Charles Brockden Brown: An American Tale is the first comprehensive literary, biographical, and cultural study of the novelist whom critic Leslie Fiedler has dubbed "the inventor of the American writer."
The author of Wieland, Arthur Mervyn, Ormond, and Edgar Huntly, Charles Brockden Brown (1771-1810) is considered the first American professional author. He introduced Indian characters into American fiction. His keen interest in character delineation and abnormal psychology anticipates the stories of Poe, Hawthorne, and later masters of the psychological novel.

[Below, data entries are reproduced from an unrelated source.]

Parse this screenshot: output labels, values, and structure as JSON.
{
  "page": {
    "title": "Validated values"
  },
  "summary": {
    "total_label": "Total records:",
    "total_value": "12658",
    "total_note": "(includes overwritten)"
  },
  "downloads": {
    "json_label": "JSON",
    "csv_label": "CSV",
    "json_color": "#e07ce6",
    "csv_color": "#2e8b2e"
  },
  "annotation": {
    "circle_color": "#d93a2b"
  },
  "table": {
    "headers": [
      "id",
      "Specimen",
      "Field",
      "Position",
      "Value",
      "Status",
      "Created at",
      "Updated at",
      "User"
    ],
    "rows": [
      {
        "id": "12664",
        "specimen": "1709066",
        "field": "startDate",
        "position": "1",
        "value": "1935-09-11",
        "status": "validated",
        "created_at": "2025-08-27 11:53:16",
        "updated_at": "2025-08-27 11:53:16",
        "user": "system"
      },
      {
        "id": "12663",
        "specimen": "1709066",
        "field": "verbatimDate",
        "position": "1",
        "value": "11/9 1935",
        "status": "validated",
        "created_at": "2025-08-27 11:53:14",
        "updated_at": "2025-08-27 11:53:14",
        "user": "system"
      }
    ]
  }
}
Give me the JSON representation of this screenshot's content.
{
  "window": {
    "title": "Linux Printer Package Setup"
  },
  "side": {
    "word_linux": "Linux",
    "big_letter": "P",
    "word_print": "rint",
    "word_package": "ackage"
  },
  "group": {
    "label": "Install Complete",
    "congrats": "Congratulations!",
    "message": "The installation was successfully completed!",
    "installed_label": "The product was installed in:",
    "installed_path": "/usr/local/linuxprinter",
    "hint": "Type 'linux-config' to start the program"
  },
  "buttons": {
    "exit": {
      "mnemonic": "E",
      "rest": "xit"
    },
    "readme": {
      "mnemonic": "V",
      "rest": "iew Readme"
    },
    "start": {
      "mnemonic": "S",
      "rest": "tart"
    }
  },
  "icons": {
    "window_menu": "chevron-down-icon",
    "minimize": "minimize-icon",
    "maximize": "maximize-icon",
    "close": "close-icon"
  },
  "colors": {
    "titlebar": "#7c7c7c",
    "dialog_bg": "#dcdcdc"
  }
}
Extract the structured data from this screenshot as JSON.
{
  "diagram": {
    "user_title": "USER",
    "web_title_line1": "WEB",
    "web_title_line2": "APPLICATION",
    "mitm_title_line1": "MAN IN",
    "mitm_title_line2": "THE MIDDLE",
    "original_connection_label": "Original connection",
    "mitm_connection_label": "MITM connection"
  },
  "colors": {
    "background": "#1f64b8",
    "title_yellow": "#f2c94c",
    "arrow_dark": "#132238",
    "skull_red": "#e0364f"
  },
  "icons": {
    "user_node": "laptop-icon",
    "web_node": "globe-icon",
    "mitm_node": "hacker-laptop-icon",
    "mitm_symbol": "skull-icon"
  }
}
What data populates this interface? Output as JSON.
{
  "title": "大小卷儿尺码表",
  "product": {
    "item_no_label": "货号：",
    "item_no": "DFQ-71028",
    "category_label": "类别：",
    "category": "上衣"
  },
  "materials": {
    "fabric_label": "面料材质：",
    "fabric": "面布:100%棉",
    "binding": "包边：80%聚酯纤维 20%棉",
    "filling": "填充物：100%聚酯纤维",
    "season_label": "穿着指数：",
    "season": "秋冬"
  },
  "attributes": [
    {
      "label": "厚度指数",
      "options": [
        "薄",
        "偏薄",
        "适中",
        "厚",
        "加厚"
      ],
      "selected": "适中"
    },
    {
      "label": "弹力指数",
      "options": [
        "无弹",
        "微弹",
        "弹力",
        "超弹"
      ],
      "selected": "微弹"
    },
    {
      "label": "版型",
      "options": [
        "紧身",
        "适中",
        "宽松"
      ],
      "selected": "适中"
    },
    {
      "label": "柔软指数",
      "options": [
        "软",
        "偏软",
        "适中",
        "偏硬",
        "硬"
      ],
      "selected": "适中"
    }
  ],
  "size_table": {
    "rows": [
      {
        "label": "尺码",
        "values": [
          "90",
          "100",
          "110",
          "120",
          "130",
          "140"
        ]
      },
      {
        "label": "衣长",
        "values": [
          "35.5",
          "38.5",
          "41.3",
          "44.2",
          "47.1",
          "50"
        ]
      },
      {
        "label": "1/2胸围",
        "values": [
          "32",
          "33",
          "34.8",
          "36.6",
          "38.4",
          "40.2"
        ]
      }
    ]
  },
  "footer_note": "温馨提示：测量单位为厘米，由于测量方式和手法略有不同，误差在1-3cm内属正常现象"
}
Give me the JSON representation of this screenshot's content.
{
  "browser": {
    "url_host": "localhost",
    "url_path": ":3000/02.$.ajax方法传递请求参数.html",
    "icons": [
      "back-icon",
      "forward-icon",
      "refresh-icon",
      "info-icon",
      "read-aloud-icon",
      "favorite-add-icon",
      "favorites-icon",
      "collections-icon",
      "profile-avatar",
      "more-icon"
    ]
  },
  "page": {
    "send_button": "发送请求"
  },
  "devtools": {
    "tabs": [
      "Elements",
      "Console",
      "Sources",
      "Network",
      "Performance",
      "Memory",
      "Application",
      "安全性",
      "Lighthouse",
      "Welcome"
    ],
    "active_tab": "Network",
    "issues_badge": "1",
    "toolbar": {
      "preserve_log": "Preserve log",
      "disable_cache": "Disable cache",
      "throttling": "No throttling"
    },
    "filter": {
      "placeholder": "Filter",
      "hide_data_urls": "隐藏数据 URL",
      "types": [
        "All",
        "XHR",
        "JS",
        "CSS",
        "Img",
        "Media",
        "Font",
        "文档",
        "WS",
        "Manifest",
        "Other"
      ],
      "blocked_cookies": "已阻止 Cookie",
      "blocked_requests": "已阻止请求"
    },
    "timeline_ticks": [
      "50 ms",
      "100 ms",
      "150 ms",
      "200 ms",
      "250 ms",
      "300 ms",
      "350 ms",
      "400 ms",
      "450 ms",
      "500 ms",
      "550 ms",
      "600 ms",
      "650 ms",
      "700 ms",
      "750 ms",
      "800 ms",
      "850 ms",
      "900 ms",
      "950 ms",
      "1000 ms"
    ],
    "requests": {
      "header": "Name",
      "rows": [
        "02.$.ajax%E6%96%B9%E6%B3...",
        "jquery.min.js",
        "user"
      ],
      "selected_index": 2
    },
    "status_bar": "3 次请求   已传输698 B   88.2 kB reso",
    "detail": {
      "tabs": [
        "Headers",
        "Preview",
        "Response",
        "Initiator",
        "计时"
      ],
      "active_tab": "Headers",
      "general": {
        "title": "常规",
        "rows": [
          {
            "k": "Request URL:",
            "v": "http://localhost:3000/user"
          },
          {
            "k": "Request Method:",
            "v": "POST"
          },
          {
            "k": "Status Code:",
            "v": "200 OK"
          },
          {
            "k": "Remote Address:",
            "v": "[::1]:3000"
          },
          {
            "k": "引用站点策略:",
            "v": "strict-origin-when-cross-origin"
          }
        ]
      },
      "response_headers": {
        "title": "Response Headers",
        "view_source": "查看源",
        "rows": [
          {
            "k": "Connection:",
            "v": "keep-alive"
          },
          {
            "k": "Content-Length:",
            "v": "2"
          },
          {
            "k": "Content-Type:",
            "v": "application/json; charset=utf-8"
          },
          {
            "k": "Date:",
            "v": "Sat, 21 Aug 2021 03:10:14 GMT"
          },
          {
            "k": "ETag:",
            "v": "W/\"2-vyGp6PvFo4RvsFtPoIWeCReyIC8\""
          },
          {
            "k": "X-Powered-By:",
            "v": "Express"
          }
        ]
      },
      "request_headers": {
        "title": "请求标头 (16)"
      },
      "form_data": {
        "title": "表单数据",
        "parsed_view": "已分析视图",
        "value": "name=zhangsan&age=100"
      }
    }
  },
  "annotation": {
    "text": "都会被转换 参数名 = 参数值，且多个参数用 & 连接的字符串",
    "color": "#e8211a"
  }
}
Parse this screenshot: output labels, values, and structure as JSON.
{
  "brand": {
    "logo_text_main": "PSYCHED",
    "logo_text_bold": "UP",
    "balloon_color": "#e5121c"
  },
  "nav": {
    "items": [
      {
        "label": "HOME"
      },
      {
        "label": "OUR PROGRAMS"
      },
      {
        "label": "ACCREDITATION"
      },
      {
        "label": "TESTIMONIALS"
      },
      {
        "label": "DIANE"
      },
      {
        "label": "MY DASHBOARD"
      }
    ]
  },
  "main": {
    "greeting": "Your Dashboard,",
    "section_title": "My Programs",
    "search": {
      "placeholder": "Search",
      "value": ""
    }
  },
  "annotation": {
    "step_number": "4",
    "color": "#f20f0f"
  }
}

Brown was eager to establish for himself an American identity as a writer, to become what Crèvecoeur called "the new man in the New World." It is especially this intimate identification of writer with country that makes Brown a telling precursor of our most characteristic authors from Poe, Hawthorne, and Cooper to Fitzgerald, Hemingway, and Faulkner.
To understand its significance, Brown's work must be examined as both art and artifact. Accordingly, Charles Brockden Brown: An American Tale is literary history as well as criticism, embued with insights into a writer's sources and influences and the psychology of literary composition. It is also a fascinating examination of a nation's emotional and intellectual impact on a young man in search of his identity as creative artist.
A Note on Texts and References
I. Irreconcilable Oppositions
II. Metaphysic Wilderness
III. New World Genesis, or the Old Transformed
IV. Great Plans: A Foreword to Ormond and Arthur Mervyn
V. Utopian Romance
VI. The Rise of Arthur Mervyn
VII. From Oedipus to Faust: An American Tale